[Excerpts from an interface dataset]

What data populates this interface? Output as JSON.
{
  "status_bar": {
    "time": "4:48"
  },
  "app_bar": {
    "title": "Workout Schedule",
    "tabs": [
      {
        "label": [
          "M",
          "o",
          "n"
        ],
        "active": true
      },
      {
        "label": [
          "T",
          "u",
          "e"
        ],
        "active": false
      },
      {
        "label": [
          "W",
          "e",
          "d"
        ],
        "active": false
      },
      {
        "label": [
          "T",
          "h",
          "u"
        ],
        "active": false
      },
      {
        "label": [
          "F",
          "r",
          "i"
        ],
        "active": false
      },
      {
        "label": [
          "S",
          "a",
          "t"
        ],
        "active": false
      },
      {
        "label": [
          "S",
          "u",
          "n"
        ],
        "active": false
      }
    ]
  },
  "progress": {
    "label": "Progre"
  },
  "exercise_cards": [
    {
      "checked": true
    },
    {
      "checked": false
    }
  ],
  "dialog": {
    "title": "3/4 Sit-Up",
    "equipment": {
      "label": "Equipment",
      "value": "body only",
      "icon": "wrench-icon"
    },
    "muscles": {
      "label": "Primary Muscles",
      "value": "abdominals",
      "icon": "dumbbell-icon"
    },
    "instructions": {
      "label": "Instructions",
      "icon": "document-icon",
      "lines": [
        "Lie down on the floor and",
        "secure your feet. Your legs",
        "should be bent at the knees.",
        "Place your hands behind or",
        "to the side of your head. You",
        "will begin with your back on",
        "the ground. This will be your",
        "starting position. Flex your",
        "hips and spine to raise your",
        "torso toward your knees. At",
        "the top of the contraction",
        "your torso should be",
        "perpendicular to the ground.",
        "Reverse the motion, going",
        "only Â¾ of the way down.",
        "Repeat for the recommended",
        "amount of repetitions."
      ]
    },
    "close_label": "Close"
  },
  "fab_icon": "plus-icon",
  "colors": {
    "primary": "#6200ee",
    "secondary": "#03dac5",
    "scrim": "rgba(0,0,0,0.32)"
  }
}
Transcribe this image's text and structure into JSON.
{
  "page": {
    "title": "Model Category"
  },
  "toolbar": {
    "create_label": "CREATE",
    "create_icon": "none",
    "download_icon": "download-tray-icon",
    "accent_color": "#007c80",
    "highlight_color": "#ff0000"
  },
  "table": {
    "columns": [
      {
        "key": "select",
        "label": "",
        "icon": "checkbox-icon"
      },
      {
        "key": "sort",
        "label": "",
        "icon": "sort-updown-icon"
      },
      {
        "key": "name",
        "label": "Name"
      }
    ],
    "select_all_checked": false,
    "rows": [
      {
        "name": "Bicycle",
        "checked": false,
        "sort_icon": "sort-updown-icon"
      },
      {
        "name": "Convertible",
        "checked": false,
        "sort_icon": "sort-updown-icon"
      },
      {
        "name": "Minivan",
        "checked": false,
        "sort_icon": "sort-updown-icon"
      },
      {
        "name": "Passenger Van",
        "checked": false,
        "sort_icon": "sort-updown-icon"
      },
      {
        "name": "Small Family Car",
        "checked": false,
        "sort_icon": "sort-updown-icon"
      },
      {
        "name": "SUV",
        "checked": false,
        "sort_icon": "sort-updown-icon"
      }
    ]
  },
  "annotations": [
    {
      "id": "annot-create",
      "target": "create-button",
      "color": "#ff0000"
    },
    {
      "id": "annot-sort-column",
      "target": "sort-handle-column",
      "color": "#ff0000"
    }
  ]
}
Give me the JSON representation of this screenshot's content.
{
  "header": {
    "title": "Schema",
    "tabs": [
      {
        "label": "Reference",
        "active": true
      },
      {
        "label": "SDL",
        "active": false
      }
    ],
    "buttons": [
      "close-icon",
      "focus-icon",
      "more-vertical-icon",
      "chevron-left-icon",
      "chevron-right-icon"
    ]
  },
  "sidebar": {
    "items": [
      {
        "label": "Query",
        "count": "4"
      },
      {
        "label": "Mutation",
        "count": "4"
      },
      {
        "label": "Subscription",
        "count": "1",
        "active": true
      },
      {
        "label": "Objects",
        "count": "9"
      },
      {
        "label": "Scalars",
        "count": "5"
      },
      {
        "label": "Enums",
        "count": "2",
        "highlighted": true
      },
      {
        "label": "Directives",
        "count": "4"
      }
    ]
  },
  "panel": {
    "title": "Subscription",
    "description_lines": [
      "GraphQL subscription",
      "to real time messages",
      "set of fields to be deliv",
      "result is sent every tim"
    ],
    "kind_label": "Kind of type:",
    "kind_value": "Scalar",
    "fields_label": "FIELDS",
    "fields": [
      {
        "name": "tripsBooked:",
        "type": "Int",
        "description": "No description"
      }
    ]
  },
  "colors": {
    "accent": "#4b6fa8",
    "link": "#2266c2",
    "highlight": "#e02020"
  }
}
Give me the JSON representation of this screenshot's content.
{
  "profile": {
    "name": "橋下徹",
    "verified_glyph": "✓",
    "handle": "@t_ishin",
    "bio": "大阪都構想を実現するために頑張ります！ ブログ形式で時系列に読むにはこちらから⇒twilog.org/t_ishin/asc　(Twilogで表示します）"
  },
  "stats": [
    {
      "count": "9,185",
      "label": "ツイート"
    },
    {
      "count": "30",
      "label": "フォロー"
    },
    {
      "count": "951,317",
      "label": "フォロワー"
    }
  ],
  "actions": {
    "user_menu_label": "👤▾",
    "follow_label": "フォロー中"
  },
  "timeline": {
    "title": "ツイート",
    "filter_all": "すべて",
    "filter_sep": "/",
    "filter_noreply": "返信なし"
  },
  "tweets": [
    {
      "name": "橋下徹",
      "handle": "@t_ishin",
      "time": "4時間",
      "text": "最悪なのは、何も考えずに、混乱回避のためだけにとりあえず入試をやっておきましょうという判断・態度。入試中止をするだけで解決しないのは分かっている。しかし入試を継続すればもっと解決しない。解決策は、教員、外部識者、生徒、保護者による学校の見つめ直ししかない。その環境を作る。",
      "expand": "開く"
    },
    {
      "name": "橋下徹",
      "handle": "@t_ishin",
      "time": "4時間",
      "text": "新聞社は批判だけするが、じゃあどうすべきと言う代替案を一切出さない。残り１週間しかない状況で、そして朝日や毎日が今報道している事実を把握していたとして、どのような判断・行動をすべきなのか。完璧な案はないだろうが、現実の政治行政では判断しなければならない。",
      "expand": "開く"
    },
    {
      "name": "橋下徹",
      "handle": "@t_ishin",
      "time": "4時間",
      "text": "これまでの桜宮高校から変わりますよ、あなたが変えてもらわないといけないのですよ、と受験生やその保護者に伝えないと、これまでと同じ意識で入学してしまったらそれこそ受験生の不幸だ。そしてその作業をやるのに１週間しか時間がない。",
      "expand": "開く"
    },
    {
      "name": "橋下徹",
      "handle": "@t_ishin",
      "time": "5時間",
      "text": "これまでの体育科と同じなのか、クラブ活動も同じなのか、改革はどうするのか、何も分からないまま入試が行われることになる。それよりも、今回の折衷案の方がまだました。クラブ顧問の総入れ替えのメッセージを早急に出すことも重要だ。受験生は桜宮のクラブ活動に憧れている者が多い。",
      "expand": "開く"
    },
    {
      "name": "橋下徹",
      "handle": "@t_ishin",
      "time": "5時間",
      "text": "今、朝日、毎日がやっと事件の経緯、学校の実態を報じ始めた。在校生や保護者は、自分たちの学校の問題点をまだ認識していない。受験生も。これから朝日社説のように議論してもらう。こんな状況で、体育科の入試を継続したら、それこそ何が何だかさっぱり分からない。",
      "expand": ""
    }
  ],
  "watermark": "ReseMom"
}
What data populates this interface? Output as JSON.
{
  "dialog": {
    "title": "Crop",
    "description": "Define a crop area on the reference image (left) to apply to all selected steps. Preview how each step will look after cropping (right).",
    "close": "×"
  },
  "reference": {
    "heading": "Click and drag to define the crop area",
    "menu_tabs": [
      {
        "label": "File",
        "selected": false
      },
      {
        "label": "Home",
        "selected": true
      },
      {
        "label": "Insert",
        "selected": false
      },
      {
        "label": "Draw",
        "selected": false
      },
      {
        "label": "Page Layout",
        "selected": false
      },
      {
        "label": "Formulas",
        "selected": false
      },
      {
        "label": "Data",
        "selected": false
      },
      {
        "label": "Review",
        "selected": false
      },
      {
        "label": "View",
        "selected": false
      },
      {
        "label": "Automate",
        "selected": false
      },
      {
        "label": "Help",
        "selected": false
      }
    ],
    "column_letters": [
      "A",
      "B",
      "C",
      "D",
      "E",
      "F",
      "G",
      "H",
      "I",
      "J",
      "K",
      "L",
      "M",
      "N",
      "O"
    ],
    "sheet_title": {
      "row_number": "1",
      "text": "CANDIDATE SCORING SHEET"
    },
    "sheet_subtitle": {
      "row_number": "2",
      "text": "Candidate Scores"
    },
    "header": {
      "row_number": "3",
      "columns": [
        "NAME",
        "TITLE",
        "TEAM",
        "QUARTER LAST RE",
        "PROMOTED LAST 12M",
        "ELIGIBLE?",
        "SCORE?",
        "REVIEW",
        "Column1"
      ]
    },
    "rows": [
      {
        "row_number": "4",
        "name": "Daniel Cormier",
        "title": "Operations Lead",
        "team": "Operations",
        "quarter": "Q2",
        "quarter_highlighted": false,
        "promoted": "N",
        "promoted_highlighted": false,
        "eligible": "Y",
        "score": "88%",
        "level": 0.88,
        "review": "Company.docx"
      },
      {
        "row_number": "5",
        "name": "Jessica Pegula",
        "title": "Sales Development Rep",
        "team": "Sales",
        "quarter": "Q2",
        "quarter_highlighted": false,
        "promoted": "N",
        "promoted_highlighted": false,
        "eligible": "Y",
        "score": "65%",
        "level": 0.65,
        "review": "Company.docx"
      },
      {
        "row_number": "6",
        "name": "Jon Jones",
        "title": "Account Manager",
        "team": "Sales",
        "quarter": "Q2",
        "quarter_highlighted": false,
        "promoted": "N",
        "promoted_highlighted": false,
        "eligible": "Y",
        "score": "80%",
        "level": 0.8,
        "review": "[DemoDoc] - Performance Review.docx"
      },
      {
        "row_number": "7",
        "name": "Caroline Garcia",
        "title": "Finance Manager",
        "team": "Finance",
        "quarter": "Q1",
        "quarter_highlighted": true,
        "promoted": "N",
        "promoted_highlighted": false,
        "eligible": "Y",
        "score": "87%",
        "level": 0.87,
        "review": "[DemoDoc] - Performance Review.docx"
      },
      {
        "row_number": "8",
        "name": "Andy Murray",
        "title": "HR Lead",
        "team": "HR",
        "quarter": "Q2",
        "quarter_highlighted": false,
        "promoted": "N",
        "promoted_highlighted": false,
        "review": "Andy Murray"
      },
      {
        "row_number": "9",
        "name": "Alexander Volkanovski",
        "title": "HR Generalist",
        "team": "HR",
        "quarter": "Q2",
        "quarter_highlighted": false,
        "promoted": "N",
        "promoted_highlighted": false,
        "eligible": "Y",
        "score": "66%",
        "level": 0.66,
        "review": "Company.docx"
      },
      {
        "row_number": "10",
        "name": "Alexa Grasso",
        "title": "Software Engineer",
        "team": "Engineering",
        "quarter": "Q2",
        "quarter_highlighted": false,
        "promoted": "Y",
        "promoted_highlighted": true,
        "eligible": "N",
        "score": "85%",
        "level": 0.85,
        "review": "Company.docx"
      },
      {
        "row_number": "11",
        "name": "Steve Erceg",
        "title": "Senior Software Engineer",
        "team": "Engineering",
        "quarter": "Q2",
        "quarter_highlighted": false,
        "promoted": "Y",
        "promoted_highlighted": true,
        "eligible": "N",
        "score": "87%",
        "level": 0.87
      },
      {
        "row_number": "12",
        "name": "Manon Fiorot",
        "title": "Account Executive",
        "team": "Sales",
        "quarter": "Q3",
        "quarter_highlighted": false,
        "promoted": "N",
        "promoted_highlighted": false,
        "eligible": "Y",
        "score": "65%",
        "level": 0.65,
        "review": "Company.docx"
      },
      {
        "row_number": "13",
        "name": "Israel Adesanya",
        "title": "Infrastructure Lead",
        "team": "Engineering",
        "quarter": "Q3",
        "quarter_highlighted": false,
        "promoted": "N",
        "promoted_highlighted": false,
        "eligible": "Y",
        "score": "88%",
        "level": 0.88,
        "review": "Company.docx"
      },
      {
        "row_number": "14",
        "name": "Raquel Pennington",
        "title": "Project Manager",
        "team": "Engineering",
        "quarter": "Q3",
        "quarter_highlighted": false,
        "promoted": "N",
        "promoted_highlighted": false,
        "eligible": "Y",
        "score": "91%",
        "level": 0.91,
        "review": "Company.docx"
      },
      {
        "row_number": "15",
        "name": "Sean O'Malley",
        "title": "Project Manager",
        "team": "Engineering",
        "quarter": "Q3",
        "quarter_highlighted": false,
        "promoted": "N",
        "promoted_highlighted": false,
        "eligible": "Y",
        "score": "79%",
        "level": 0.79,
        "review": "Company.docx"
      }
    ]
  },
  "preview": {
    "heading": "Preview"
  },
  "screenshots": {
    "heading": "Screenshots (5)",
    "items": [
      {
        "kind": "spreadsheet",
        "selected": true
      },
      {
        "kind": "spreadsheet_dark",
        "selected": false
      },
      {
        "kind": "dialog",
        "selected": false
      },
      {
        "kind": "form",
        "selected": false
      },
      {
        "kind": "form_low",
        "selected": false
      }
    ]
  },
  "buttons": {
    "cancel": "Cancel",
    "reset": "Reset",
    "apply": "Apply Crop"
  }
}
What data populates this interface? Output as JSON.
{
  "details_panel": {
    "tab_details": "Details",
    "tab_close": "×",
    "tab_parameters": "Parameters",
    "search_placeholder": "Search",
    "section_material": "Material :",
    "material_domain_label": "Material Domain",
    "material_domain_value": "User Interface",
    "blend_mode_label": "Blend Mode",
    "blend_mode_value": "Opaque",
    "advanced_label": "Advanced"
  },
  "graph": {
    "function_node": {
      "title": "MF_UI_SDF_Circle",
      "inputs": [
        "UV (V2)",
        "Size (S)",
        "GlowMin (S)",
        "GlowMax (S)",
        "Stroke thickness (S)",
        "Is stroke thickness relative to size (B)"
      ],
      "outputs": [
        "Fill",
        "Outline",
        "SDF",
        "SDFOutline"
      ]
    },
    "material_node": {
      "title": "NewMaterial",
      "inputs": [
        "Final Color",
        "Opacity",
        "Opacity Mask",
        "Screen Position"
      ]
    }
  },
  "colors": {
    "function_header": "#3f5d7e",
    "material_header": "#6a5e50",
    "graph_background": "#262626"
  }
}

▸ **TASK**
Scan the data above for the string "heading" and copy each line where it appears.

▸ **ANSWER AREA**
    "heading": "Click and drag to define the crop area",
    "heading": "Preview"
    "heading": "Screenshots (5)",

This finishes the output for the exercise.